(Entries taken from a collection)
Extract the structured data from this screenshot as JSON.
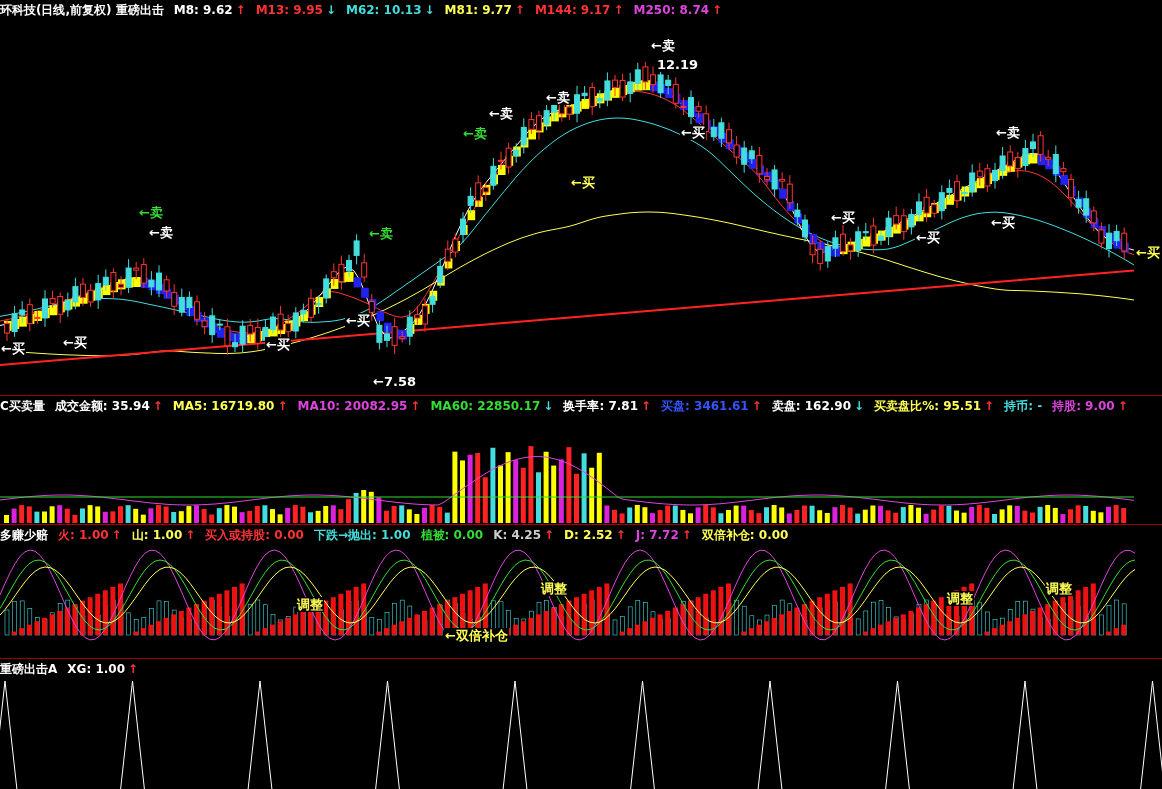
{
  "panels": [
    {
      "kind": "price",
      "header": [
        {
          "text": "环科技(日线,前复权) 重磅出击",
          "color": "#ffffff"
        },
        {
          "text": "M8: 9.62",
          "color": "#ffffff",
          "arrow": "↑",
          "rising": true
        },
        {
          "text": "M13: 9.95",
          "color": "#ff3333",
          "arrow": "↓",
          "rising": false
        },
        {
          "text": "M62: 10.13",
          "color": "#44dddd",
          "arrow": "↓",
          "rising": false
        },
        {
          "text": "M81: 9.77",
          "color": "#ffff55",
          "arrow": "↑",
          "rising": true
        },
        {
          "text": "M144: 9.17",
          "color": "#ff3333",
          "arrow": "↑",
          "rising": true
        },
        {
          "text": "M250: 8.74",
          "color": "#dd44dd",
          "arrow": "↑",
          "rising": true
        }
      ],
      "annotations": [
        {
          "text": "←卖",
          "color": "#33dd33"
        },
        {
          "text": "←卖",
          "color": "#ffffff"
        },
        {
          "text": "←卖",
          "color": "#33dd33"
        },
        {
          "text": "←买",
          "color": "#ffffff"
        },
        {
          "text": "←买",
          "color": "#ffffff"
        },
        {
          "text": "←买",
          "color": "#ffffff"
        },
        {
          "text": "←买",
          "color": "#ffffff"
        },
        {
          "text": "←卖",
          "color": "#33dd33"
        },
        {
          "text": "←卖",
          "color": "#ffffff"
        },
        {
          "text": "←卖",
          "color": "#ffffff"
        },
        {
          "text": "←卖",
          "color": "#ffffff"
        },
        {
          "text": "←买",
          "color": "#ffff55"
        },
        {
          "text": "←买",
          "color": "#ffffff"
        },
        {
          "text": "←买",
          "color": "#ffffff"
        },
        {
          "text": "←买",
          "color": "#ffffff"
        },
        {
          "text": "←买",
          "color": "#ffffff"
        },
        {
          "text": "←卖",
          "color": "#ffffff"
        },
        {
          "text": "←买",
          "color": "#ffff55"
        },
        {
          "text": "12.19",
          "color": "#ffffff"
        },
        {
          "text": "←7.58",
          "color": "#ffffff"
        }
      ]
    },
    {
      "kind": "volume",
      "header": [
        {
          "text": "C买卖量",
          "color": "#ffffff"
        },
        {
          "text": "成交金额: 35.94",
          "color": "#ffffff",
          "arrow": "↑",
          "rising": true
        },
        {
          "text": "MA5: 16719.80",
          "color": "#ffff55",
          "arrow": "↑",
          "rising": true
        },
        {
          "text": "MA10: 20082.95",
          "color": "#dd44dd",
          "arrow": "↑",
          "rising": true
        },
        {
          "text": "MA60: 22850.17",
          "color": "#33dd33",
          "arrow": "↓",
          "rising": false
        },
        {
          "text": "换手率: 7.81",
          "color": "#ffffff",
          "arrow": "↑",
          "rising": true
        },
        {
          "text": "买盘: 3461.61",
          "color": "#3355ff",
          "arrow": "↑",
          "rising": true
        },
        {
          "text": "卖盘: 162.90",
          "color": "#ffffff",
          "arrow": "↓",
          "rising": false
        },
        {
          "text": "买卖盘比%: 95.51",
          "color": "#ffff55",
          "arrow": "↑",
          "rising": true
        },
        {
          "text": "持币: -",
          "color": "#44dddd"
        },
        {
          "text": "持股: 9.00",
          "color": "#dd44dd",
          "arrow": "↑",
          "rising": true
        }
      ]
    },
    {
      "kind": "oscillator",
      "header": [
        {
          "text": "多赚少赔",
          "color": "#ffffff"
        },
        {
          "text": "火: 1.00",
          "color": "#ff3333",
          "arrow": "↑",
          "rising": true
        },
        {
          "text": "山: 1.00",
          "color": "#ffff55",
          "arrow": "↑",
          "rising": true
        },
        {
          "text": "买入或持股: 0.00",
          "color": "#ff3333"
        },
        {
          "text": "下跌→抛出: 1.00",
          "color": "#44dddd"
        },
        {
          "text": "植被: 0.00",
          "color": "#33dd33"
        },
        {
          "text": "K: 4.25",
          "color": "#cccccc",
          "arrow": "↑",
          "rising": true
        },
        {
          "text": "D: 2.52",
          "color": "#ffff55",
          "arrow": "↑",
          "rising": true
        },
        {
          "text": "J: 7.72",
          "color": "#dd44dd",
          "arrow": "↑",
          "rising": true
        },
        {
          "text": "双倍补仓: 0.00",
          "color": "#ffff55"
        }
      ],
      "annotations": [
        {
          "text": "调整",
          "color": "#ffff55"
        },
        {
          "text": "调整",
          "color": "#ffff55"
        },
        {
          "text": "调整",
          "color": "#ffff55"
        },
        {
          "text": "调整",
          "color": "#ffff55"
        },
        {
          "text": "←双倍补仓",
          "color": "#ffff55"
        }
      ]
    },
    {
      "kind": "signal",
      "header": [
        {
          "text": "重磅出击A",
          "color": "#ffffff"
        },
        {
          "text": "XG: 1.00",
          "color": "#ffffff",
          "arrow": "↑",
          "rising": true
        }
      ]
    }
  ]
}
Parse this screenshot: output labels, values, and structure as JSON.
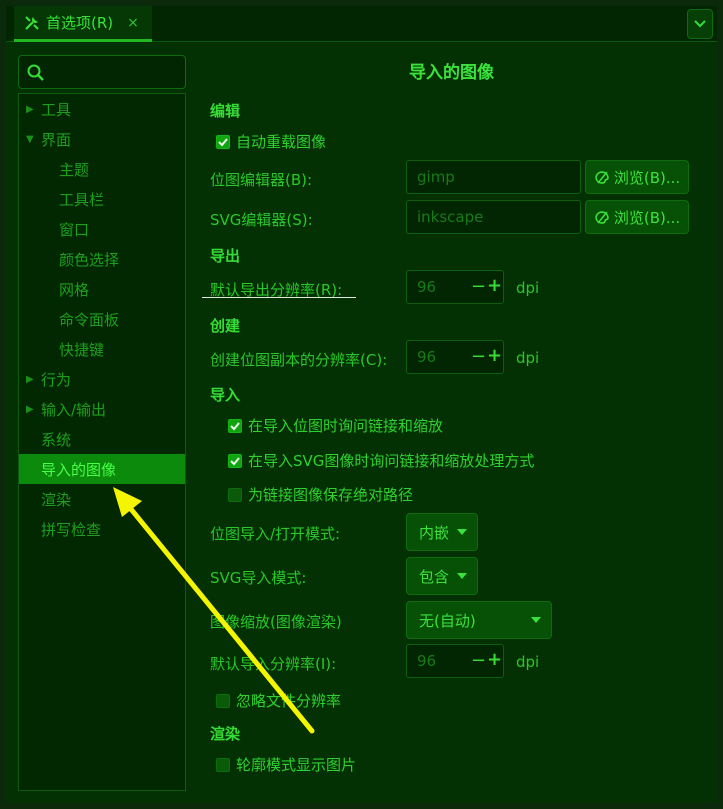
{
  "tab": {
    "title": "首选项(R)",
    "close": "×"
  },
  "search": {
    "placeholder": ""
  },
  "sidebar": {
    "items": [
      {
        "label": "工具",
        "arrow": "▶"
      },
      {
        "label": "界面",
        "arrow": "▼"
      },
      {
        "label": "主题"
      },
      {
        "label": "工具栏"
      },
      {
        "label": "窗口"
      },
      {
        "label": "颜色选择"
      },
      {
        "label": "网格"
      },
      {
        "label": "命令面板"
      },
      {
        "label": "快捷键"
      },
      {
        "label": "行为",
        "arrow": "▶"
      },
      {
        "label": "输入/输出",
        "arrow": "▶"
      },
      {
        "label": "系统"
      },
      {
        "label": "导入的图像"
      },
      {
        "label": "渲染"
      },
      {
        "label": "拼写检查"
      }
    ]
  },
  "main": {
    "title": "导入的图像",
    "edit": {
      "section": "编辑",
      "auto_reload": "自动重载图像",
      "bitmap_editor_label": "位图编辑器(B):",
      "bitmap_editor_value": "gimp",
      "svg_editor_label": "SVG编辑器(S):",
      "svg_editor_value": "inkscape",
      "browse": "浏览(B)..."
    },
    "export": {
      "section": "导出",
      "resolution_label": "默认导出分辨率(R):",
      "resolution_value": "96",
      "unit": "dpi"
    },
    "create": {
      "section": "创建",
      "resolution_label": "创建位图副本的分辨率(C):",
      "resolution_value": "96",
      "unit": "dpi"
    },
    "import": {
      "section": "导入",
      "ask_bitmap": "在导入位图时询问链接和缩放",
      "ask_svg": "在导入SVG图像时询问链接和缩放处理方式",
      "store_absolute": "为链接图像保存绝对路径",
      "bitmap_mode_label": "位图导入/打开模式:",
      "bitmap_mode_value": "内嵌",
      "svg_mode_label": "SVG导入模式:",
      "svg_mode_value": "包含",
      "scaling_label": "图像缩放(图像渲染)",
      "scaling_value": "无(自动)",
      "resolution_label": "默认导入分辨率(I):",
      "resolution_value": "96",
      "unit": "dpi",
      "ignore_resolution": "忽略文件分辨率"
    },
    "render": {
      "section": "渲染",
      "outline_show": "轮廓模式显示图片"
    },
    "minus": "−",
    "plus": "+"
  },
  "colors": {
    "accent": "#2fd12f",
    "selected_bg": "#0b8a0b",
    "annotation_arrow": "#f5f500"
  }
}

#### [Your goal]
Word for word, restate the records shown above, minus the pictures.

#### [Response]
Extract the structured data from this screenshot as JSON.
{
  "panels": [
    {
      "kind": "price",
      "header": [
        {
          "text": "环科技(日线,前复权) 重磅出击",
          "color": "#ffffff"
        },
        {
          "text": "M8: 9.62",
          "color": "#ffffff",
          "arrow": "↑",
          "rising": true
        },
        {
          "text": "M13: 9.95",
          "color": "#ff3333",
          "arrow": "↓",
          "rising": false
        },
        {
          "text": "M62: 10.13",
          "color": "#44dddd",
          "arrow": "↓",
          "rising": false
        },
        {
          "text": "M81: 9.77",
          "color": "#ffff55",
          "arrow": "↑",
          "rising": true
        },
        {
          "text": "M144: 9.17",
          "color": "#ff3333",
          "arrow": "↑",
          "rising": true
        },
        {
          "text": "M250: 8.74",
          "color": "#dd44dd",
          "arrow": "↑",
          "rising": true
        }
      ],
      "annotations": [
        {
          "text": "←卖",
          "color": "#33dd33"
        },
        {
          "text": "←卖",
          "color": "#ffffff"
        },
        {
          "text": "←卖",
          "color": "#33dd33"
        },
        {
          "text": "←买",
          "color": "#ffffff"
        },
        {
          "text": "←买",
          "color": "#ffffff"
        },
        {
          "text": "←买",
          "color": "#ffffff"
        },
        {
          "text": "←买",
          "color": "#ffffff"
        },
        {
          "text": "←卖",
          "color": "#33dd33"
        },
        {
          "text": "←卖",
          "color": "#ffffff"
        },
        {
          "text": "←卖",
          "color": "#ffffff"
        },
        {
          "text": "←卖",
          "color": "#ffffff"
        },
        {
          "text": "←买",
          "color": "#ffff55"
        },
        {
          "text": "←买",
          "color": "#ffffff"
        },
        {
          "text": "←买",
          "color": "#ffffff"
        },
        {
          "text": "←买",
          "color": "#ffffff"
        },
        {
          "text": "←买",
          "color": "#ffffff"
        },
        {
          "text": "←卖",
          "color": "#ffffff"
        },
        {
          "text": "←买",
          "color": "#ffff55"
        },
        {
          "text": "12.19",
          "color": "#ffffff"
        },
        {
          "text": "←7.58",
          "color": "#ffffff"
        }
      ]
    },
    {
      "kind": "volume",
      "header": [
        {
          "text": "C买卖量",
          "color": "#ffffff"
        },
        {
          "text": "成交金额: 35.94",
          "color": "#ffffff",
          "arrow": "↑",
          "rising": true
        },
        {
          "text": "MA5: 16719.80",
          "color": "#ffff55",
          "arrow": "↑",
          "rising": true
        },
        {
          "text": "MA10: 20082.95",
          "color": "#dd44dd",
          "arrow": "↑",
          "rising": true
        },
        {
          "text": "MA60: 22850.17",
          "color": "#33dd33",
          "arrow": "↓",
          "rising": false
        },
        {
          "text": "换手率: 7.81",
          "color": "#ffffff",
          "arrow": "↑",
          "rising": true
        },
        {
          "text": "买盘: 3461.61",
          "color": "#3355ff",
          "arrow": "↑",
          "rising": true
        },
        {
          "text": "卖盘: 162.90",
          "color": "#ffffff",
          "arrow": "↓",
          "rising": false
        },
        {
          "text": "买卖盘比%: 95.51",
          "color": "#ffff55",
          "arrow": "↑",
          "rising": true
        },
        {
          "text": "持币: -",
          "color": "#44dddd"
        },
        {
          "text": "持股: 9.00",
          "color": "#dd44dd",
          "arrow": "↑",
          "rising": true
        }
      ]
    },
    {
      "kind": "oscillator",
      "header": [
        {
          "text": "多赚少赔",
          "color": "#ffffff"
        },
        {
          "text": "火: 1.00",
          "color": "#ff3333",
          "arrow": "↑",
          "rising": true
        },
        {
          "text": "山: 1.00",
          "color": "#ffff55",
          "arrow": "↑",
          "rising": true
        },
        {
          "text": "买入或持股: 0.00",
          "color": "#ff3333"
        },
        {
          "text": "下跌→抛出: 1.00",
          "color": "#44dddd"
        },
        {
          "text": "植被: 0.00",
          "color": "#33dd33"
        },
        {
          "text": "K: 4.25",
          "color": "#cccccc",
          "arrow": "↑",
          "rising": true
        },
        {
          "text": "D: 2.52",
          "color": "#ffff55",
          "arrow": "↑",
          "rising": true
        },
        {
          "text": "J: 7.72",
          "color": "#dd44dd",
          "arrow": "↑",
          "rising": true
        },
        {
          "text": "双倍补仓: 0.00",
          "color": "#ffff55"
        }
      ],
      "annotations": [
        {
          "text": "调整",
          "color": "#ffff55"
        },
        {
          "text": "调整",
          "color": "#ffff55"
        },
        {
          "text": "调整",
          "color": "#ffff55"
        },
        {
          "text": "调整",
          "color": "#ffff55"
        },
        {
          "text": "←双倍补仓",
          "color": "#ffff55"
        }
      ]
    },
    {
      "kind": "signal",
      "header": [
        {
          "text": "重磅出击A",
          "color": "#ffffff"
        },
        {
          "text": "XG: 1.00",
          "color": "#ffffff",
          "arrow": "↑",
          "rising": true
        }
      ]
    }
  ]
}
Parse this screenshot: output labels, values, and structure as JSON.
{
  "tab": {
    "title": "首选项(R)",
    "close": "×"
  },
  "search": {
    "placeholder": ""
  },
  "sidebar": {
    "items": [
      {
        "label": "工具",
        "arrow": "▶"
      },
      {
        "label": "界面",
        "arrow": "▼"
      },
      {
        "label": "主题"
      },
      {
        "label": "工具栏"
      },
      {
        "label": "窗口"
      },
      {
        "label": "颜色选择"
      },
      {
        "label": "网格"
      },
      {
        "label": "命令面板"
      },
      {
        "label": "快捷键"
      },
      {
        "label": "行为",
        "arrow": "▶"
      },
      {
        "label": "输入/输出",
        "arrow": "▶"
      },
      {
        "label": "系统"
      },
      {
        "label": "导入的图像"
      },
      {
        "label": "渲染"
      },
      {
        "label": "拼写检查"
      }
    ]
  },
  "main": {
    "title": "导入的图像",
    "edit": {
      "section": "编辑",
      "auto_reload": "自动重载图像",
      "bitmap_editor_label": "位图编辑器(B):",
      "bitmap_editor_value": "gimp",
      "svg_editor_label": "SVG编辑器(S):",
      "svg_editor_value": "inkscape",
      "browse": "浏览(B)..."
    },
    "export": {
      "section": "导出",
      "resolution_label": "默认导出分辨率(R):",
      "resolution_value": "96",
      "unit": "dpi"
    },
    "create": {
      "section": "创建",
      "resolution_label": "创建位图副本的分辨率(C):",
      "resolution_value": "96",
      "unit": "dpi"
    },
    "import": {
      "section": "导入",
      "ask_bitmap": "在导入位图时询问链接和缩放",
      "ask_svg": "在导入SVG图像时询问链接和缩放处理方式",
      "store_absolute": "为链接图像保存绝对路径",
      "bitmap_mode_label": "位图导入/打开模式:",
      "bitmap_mode_value": "内嵌",
      "svg_mode_label": "SVG导入模式:",
      "svg_mode_value": "包含",
      "scaling_label": "图像缩放(图像渲染)",
      "scaling_value": "无(自动)",
      "resolution_label": "默认导入分辨率(I):",
      "resolution_value": "96",
      "unit": "dpi",
      "ignore_resolution": "忽略文件分辨率"
    },
    "render": {
      "section": "渲染",
      "outline_show": "轮廓模式显示图片"
    },
    "minus": "−",
    "plus": "+"
  },
  "colors": {
    "accent": "#2fd12f",
    "selected_bg": "#0b8a0b",
    "annotation_arrow": "#f5f500"
  }
}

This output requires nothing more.